WORK TO COMPLETE ::
In the data below, find every line that has the string "price", and copy it.

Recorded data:
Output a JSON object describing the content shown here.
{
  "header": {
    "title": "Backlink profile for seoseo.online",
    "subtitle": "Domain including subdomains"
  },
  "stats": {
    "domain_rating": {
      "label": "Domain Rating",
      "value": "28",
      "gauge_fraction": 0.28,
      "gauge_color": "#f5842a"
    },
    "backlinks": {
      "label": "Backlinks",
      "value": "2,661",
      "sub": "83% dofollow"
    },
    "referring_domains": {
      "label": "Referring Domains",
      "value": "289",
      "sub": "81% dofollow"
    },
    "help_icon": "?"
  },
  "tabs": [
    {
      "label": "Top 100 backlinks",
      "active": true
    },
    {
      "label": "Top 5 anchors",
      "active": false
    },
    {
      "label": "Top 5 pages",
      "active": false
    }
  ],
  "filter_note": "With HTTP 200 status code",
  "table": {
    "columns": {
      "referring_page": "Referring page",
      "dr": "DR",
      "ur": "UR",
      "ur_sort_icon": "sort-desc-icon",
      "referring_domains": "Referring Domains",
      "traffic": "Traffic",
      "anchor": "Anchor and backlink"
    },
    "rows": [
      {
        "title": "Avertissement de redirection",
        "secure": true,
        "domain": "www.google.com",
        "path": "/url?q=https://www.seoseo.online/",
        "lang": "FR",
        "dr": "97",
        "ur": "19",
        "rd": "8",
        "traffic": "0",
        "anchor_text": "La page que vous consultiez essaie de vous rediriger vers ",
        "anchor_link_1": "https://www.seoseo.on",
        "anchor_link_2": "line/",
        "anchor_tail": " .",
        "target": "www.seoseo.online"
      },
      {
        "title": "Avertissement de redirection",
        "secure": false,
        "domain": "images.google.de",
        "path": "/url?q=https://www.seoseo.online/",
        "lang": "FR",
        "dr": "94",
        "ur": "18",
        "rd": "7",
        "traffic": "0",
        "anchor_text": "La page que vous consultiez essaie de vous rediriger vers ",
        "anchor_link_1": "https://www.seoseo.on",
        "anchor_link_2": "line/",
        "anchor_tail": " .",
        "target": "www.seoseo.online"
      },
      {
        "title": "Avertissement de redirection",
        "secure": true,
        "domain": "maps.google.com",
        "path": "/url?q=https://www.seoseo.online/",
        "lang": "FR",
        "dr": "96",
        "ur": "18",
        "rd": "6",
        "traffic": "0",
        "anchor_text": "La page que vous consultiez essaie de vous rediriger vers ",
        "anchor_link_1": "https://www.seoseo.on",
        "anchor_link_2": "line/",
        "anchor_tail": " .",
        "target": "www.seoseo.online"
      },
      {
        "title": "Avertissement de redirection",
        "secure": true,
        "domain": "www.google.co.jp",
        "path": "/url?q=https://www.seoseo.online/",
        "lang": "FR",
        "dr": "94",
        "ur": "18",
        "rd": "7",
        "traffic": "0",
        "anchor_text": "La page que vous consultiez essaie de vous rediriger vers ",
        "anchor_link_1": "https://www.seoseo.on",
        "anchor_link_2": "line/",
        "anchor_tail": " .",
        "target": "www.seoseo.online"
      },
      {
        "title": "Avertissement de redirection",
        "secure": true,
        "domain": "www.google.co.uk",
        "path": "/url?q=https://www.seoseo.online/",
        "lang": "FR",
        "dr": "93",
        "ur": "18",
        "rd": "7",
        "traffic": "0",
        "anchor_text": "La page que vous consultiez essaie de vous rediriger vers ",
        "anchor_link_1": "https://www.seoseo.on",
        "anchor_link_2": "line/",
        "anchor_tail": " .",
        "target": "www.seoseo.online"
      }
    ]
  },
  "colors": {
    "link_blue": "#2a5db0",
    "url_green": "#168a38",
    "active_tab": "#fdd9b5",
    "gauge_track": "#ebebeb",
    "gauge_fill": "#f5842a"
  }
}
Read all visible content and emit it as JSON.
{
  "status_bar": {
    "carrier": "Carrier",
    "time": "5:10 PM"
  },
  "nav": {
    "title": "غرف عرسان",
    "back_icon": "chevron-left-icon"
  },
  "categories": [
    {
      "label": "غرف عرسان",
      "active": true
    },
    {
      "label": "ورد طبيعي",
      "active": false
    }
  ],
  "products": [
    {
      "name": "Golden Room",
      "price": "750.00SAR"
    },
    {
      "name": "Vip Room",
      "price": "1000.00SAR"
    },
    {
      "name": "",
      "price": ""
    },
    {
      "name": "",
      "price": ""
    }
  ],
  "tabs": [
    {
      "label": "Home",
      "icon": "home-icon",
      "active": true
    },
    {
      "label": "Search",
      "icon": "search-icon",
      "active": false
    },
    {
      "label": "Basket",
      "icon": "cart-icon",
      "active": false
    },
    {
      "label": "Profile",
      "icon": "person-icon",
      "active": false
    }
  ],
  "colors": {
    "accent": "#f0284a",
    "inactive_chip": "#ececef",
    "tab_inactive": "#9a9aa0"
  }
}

ANSWER FOR THE TASK ::
      "price": "750.00SAR"
      "price": "1000.00SAR"
      "price": ""
      "price": ""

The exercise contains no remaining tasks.